Following approval by the board of zoning appeals of a special exception to allow for a concentrated animal feeding operation (CAFO) which would house 2,000 cows on 27 acres, Thomas, who owned property located one-third of a mile from the site appealed to the circuit court. The circuit court dismissed the matter finding that Thomas had failed to show that she was an aggrieved party for purposes of standing based on evidence at the hearing relating to the impact of the CAFO operation on the value of Thomas’s property. The appeals court reversed and remanded, finding that the trial court heard evidence outside of the pleadings and had treated the motion to dismiss as a motion for summary judgment.
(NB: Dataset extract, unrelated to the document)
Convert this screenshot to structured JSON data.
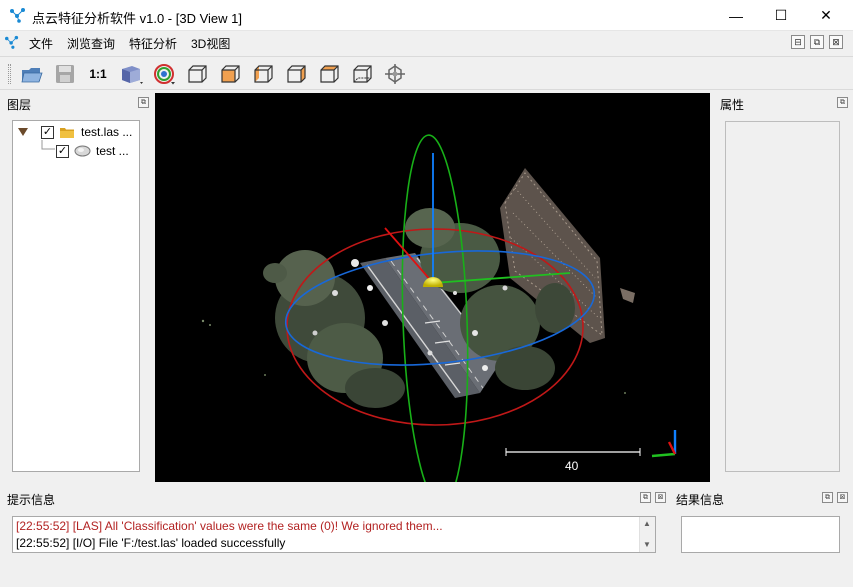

In what is primarily a procedural decision, as opposed to a substantive zoning issue, the Indiana Supreme Court reversed, basically approving of the procedure followed by the trial court in holding an evidentiary hearing and deciding whether Thomas had standing based on the conflicting evidence presented.
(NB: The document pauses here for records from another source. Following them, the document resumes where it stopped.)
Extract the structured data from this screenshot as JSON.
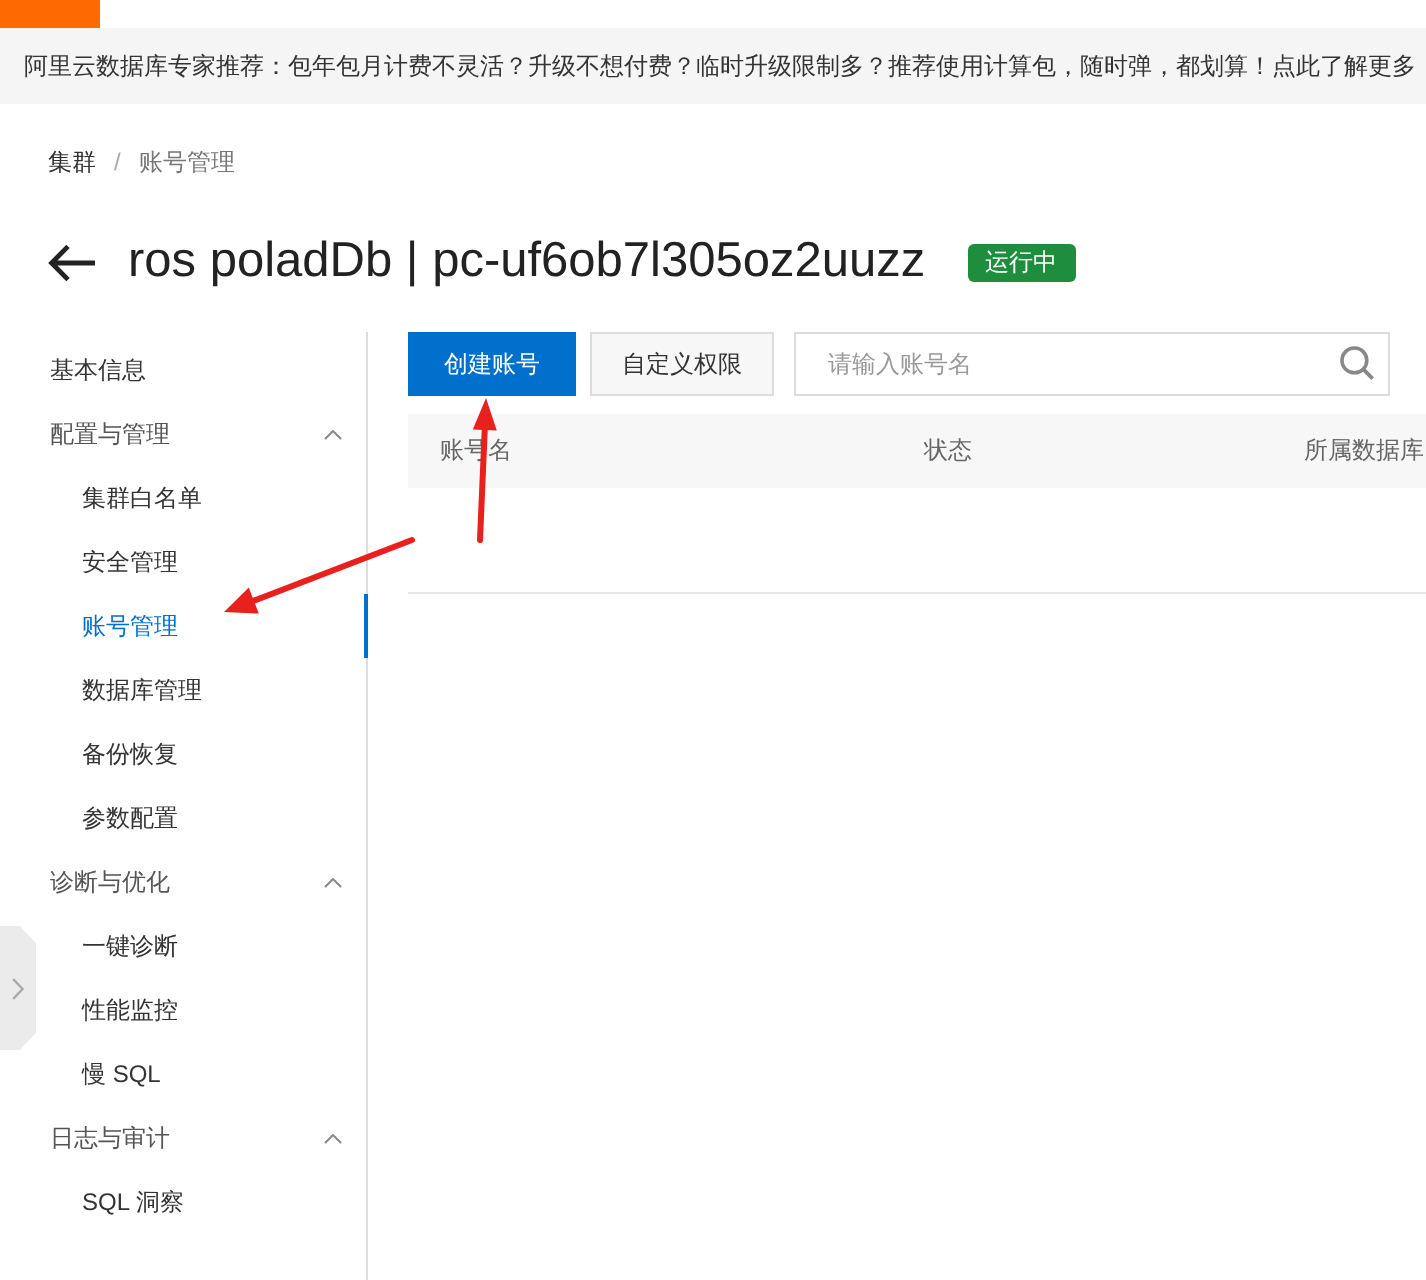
{
  "notice": {
    "text": "阿里云数据库专家推荐：包年包月计费不灵活？升级不想付费？临时升级限制多？推荐使用计算包，随时弹，都划算！点此了解更多"
  },
  "breadcrumb": {
    "separator": "/",
    "items": [
      "集群",
      "账号管理"
    ]
  },
  "header": {
    "title": "ros poladDb | pc-uf6ob7l305oz2uuzz",
    "status": "运行中"
  },
  "sidebar": {
    "items": [
      {
        "kind": "link",
        "label": "基本信息",
        "selected": false
      },
      {
        "kind": "group",
        "label": "配置与管理",
        "selected": false,
        "expanded": true,
        "children": [
          {
            "label": "集群白名单",
            "selected": false
          },
          {
            "label": "安全管理",
            "selected": false
          },
          {
            "label": "账号管理",
            "selected": true
          },
          {
            "label": "数据库管理",
            "selected": false
          },
          {
            "label": "备份恢复",
            "selected": false
          },
          {
            "label": "参数配置",
            "selected": false
          }
        ]
      },
      {
        "kind": "group",
        "label": "诊断与优化",
        "selected": false,
        "expanded": true,
        "children": [
          {
            "label": "一键诊断",
            "selected": false
          },
          {
            "label": "性能监控",
            "selected": false
          },
          {
            "label": "慢 SQL",
            "selected": false
          }
        ]
      },
      {
        "kind": "group",
        "label": "日志与审计",
        "selected": false,
        "expanded": true,
        "children": [
          {
            "label": "SQL 洞察",
            "selected": false
          }
        ]
      }
    ]
  },
  "toolbar": {
    "buttons": [
      {
        "kind": "primary",
        "label": "创建账号"
      },
      {
        "kind": "secondary",
        "label": "自定义权限"
      }
    ],
    "search": {
      "placeholder": "请输入账号名"
    }
  },
  "table": {
    "columns": [
      "账号名",
      "状态",
      "所属数据库"
    ]
  }
}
Thomas v. Blackford County Area Board of Zoning Appeals, 2009, 2009 WL 1674830 (Ind. 6/16/2009)
The opinion can be accessed at: http://www.state.in.us/judiciary/opinions/pdf/06160901trb.pdf
Read a summary on the Indiana Appellate Law Blog here